Brief: All entries must be returned precisely as they appear.

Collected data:
▼

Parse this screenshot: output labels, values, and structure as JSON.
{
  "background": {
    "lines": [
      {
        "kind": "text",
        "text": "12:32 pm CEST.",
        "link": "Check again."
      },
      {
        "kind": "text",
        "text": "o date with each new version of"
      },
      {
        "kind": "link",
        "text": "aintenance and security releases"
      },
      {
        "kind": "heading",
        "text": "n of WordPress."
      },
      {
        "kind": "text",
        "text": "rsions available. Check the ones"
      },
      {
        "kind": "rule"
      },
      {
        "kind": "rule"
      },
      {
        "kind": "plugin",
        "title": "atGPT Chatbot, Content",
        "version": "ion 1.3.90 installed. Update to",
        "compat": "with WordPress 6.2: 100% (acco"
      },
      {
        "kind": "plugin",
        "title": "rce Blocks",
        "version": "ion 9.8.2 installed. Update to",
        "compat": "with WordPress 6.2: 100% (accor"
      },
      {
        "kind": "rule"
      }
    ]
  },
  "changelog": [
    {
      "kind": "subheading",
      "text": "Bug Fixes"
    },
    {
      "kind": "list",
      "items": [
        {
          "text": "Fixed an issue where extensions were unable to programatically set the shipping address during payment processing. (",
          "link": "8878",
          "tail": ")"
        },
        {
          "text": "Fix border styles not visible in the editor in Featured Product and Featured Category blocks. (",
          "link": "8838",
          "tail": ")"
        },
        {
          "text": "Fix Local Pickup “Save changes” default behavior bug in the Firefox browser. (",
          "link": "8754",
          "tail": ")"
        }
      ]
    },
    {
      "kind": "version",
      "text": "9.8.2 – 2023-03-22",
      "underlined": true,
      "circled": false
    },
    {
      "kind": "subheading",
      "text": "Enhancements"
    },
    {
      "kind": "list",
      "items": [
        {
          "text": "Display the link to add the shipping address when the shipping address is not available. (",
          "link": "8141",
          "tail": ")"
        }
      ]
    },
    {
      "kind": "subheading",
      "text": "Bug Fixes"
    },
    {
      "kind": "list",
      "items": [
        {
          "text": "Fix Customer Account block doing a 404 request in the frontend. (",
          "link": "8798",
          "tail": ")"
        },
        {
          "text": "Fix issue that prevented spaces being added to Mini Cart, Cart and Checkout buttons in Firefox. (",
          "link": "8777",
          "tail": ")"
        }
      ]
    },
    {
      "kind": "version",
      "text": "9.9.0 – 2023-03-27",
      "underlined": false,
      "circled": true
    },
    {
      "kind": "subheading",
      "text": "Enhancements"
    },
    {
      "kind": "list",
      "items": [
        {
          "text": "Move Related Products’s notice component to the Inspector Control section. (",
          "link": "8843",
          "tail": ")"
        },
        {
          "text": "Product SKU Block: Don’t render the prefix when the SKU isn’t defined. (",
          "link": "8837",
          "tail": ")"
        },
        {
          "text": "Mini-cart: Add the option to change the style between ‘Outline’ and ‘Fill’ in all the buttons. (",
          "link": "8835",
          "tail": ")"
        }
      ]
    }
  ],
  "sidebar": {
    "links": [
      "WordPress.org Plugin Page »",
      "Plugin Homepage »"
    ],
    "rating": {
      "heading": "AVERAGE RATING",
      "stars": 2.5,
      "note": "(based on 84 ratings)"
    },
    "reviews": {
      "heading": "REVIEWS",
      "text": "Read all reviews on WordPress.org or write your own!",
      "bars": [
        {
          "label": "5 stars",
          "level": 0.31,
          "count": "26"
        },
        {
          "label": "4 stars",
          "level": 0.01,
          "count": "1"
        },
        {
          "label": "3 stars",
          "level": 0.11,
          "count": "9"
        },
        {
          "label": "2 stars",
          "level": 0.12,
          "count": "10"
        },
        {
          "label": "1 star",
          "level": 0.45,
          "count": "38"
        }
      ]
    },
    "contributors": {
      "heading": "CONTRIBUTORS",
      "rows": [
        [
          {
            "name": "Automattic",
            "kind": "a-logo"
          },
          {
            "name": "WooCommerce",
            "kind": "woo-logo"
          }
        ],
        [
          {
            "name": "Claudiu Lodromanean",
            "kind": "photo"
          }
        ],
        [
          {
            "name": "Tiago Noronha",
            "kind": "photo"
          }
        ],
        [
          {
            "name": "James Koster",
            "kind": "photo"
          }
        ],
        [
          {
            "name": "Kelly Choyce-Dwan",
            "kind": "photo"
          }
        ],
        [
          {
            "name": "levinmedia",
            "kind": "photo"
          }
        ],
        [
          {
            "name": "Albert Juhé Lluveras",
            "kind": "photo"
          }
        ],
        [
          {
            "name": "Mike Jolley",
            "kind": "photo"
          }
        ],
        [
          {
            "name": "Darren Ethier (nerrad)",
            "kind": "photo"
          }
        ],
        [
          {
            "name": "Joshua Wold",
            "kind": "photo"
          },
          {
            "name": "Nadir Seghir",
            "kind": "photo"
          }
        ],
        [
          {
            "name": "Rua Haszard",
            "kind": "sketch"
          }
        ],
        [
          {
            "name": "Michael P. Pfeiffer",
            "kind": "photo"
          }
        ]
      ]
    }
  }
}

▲

Response box:
Parse this screenshot: output labels, values, and structure as JSON.
{
  "background": {
    "lines": [
      {
        "kind": "text",
        "text": "12:32 pm CEST.",
        "link": "Check again."
      },
      {
        "kind": "text",
        "text": "o date with each new version of"
      },
      {
        "kind": "link",
        "text": "aintenance and security releases"
      },
      {
        "kind": "heading",
        "text": "n of WordPress."
      },
      {
        "kind": "text",
        "text": "rsions available. Check the ones"
      },
      {
        "kind": "rule"
      },
      {
        "kind": "rule"
      },
      {
        "kind": "plugin",
        "title": "atGPT Chatbot, Content",
        "version": "ion 1.3.90 installed. Update to",
        "compat": "with WordPress 6.2: 100% (acco"
      },
      {
        "kind": "plugin",
        "title": "rce Blocks",
        "version": "ion 9.8.2 installed. Update to",
        "compat": "with WordPress 6.2: 100% (accor"
      },
      {
        "kind": "rule"
      }
    ]
  },
  "changelog": [
    {
      "kind": "subheading",
      "text": "Bug Fixes"
    },
    {
      "kind": "list",
      "items": [
        {
          "text": "Fixed an issue where extensions were unable to programatically set the shipping address during payment processing. (",
          "link": "8878",
          "tail": ")"
        },
        {
          "text": "Fix border styles not visible in the editor in Featured Product and Featured Category blocks. (",
          "link": "8838",
          "tail": ")"
        },
        {
          "text": "Fix Local Pickup “Save changes” default behavior bug in the Firefox browser. (",
          "link": "8754",
          "tail": ")"
        }
      ]
    },
    {
      "kind": "version",
      "text": "9.8.2 – 2023-03-22",
      "underlined": true,
      "circled": false
    },
    {
      "kind": "subheading",
      "text": "Enhancements"
    },
    {
      "kind": "list",
      "items": [
        {
          "text": "Display the link to add the shipping address when the shipping address is not available. (",
          "link": "8141",
          "tail": ")"
        }
      ]
    },
    {
      "kind": "subheading",
      "text": "Bug Fixes"
    },
    {
      "kind": "list",
      "items": [
        {
          "text": "Fix Customer Account block doing a 404 request in the frontend. (",
          "link": "8798",
          "tail": ")"
        },
        {
          "text": "Fix issue that prevented spaces being added to Mini Cart, Cart and Checkout buttons in Firefox. (",
          "link": "8777",
          "tail": ")"
        }
      ]
    },
    {
      "kind": "version",
      "text": "9.9.0 – 2023-03-27",
      "underlined": false,
      "circled": true
    },
    {
      "kind": "subheading",
      "text": "Enhancements"
    },
    {
      "kind": "list",
      "items": [
        {
          "text": "Move Related Products’s notice component to the Inspector Control section. (",
          "link": "8843",
          "tail": ")"
        },
        {
          "text": "Product SKU Block: Don’t render the prefix when the SKU isn’t defined. (",
          "link": "8837",
          "tail": ")"
        },
        {
          "text": "Mini-cart: Add the option to change the style between ‘Outline’ and ‘Fill’ in all the buttons. (",
          "link": "8835",
          "tail": ")"
        }
      ]
    }
  ],
  "sidebar": {
    "links": [
      "WordPress.org Plugin Page »",
      "Plugin Homepage »"
    ],
    "rating": {
      "heading": "AVERAGE RATING",
      "stars": 2.5,
      "note": "(based on 84 ratings)"
    },
    "reviews": {
      "heading": "REVIEWS",
      "text": "Read all reviews on WordPress.org or write your own!",
      "bars": [
        {
          "label": "5 stars",
          "level": 0.31,
          "count": "26"
        },
        {
          "label": "4 stars",
          "level": 0.01,
          "count": "1"
        },
        {
          "label": "3 stars",
          "level": 0.11,
          "count": "9"
        },
        {
          "label": "2 stars",
          "level": 0.12,
          "count": "10"
        },
        {
          "label": "1 star",
          "level": 0.45,
          "count": "38"
        }
      ]
    },
    "contributors": {
      "heading": "CONTRIBUTORS",
      "rows": [
        [
          {
            "name": "Automattic",
            "kind": "a-logo"
          },
          {
            "name": "WooCommerce",
            "kind": "woo-logo"
          }
        ],
        [
          {
            "name": "Claudiu Lodromanean",
            "kind": "photo"
          }
        ],
        [
          {
            "name": "Tiago Noronha",
            "kind": "photo"
          }
        ],
        [
          {
            "name": "James Koster",
            "kind": "photo"
          }
        ],
        [
          {
            "name": "Kelly Choyce-Dwan",
            "kind": "photo"
          }
        ],
        [
          {
            "name": "levinmedia",
            "kind": "photo"
          }
        ],
        [
          {
            "name": "Albert Juhé Lluveras",
            "kind": "photo"
          }
        ],
        [
          {
            "name": "Mike Jolley",
            "kind": "photo"
          }
        ],
        [
          {
            "name": "Darren Ethier (nerrad)",
            "kind": "photo"
          }
        ],
        [
          {
            "name": "Joshua Wold",
            "kind": "photo"
          },
          {
            "name": "Nadir Seghir",
            "kind": "photo"
          }
        ],
        [
          {
            "name": "Rua Haszard",
            "kind": "sketch"
          }
        ],
        [
          {
            "name": "Michael P. Pfeiffer",
            "kind": "photo"
          }
        ]
      ]
    }
  }
}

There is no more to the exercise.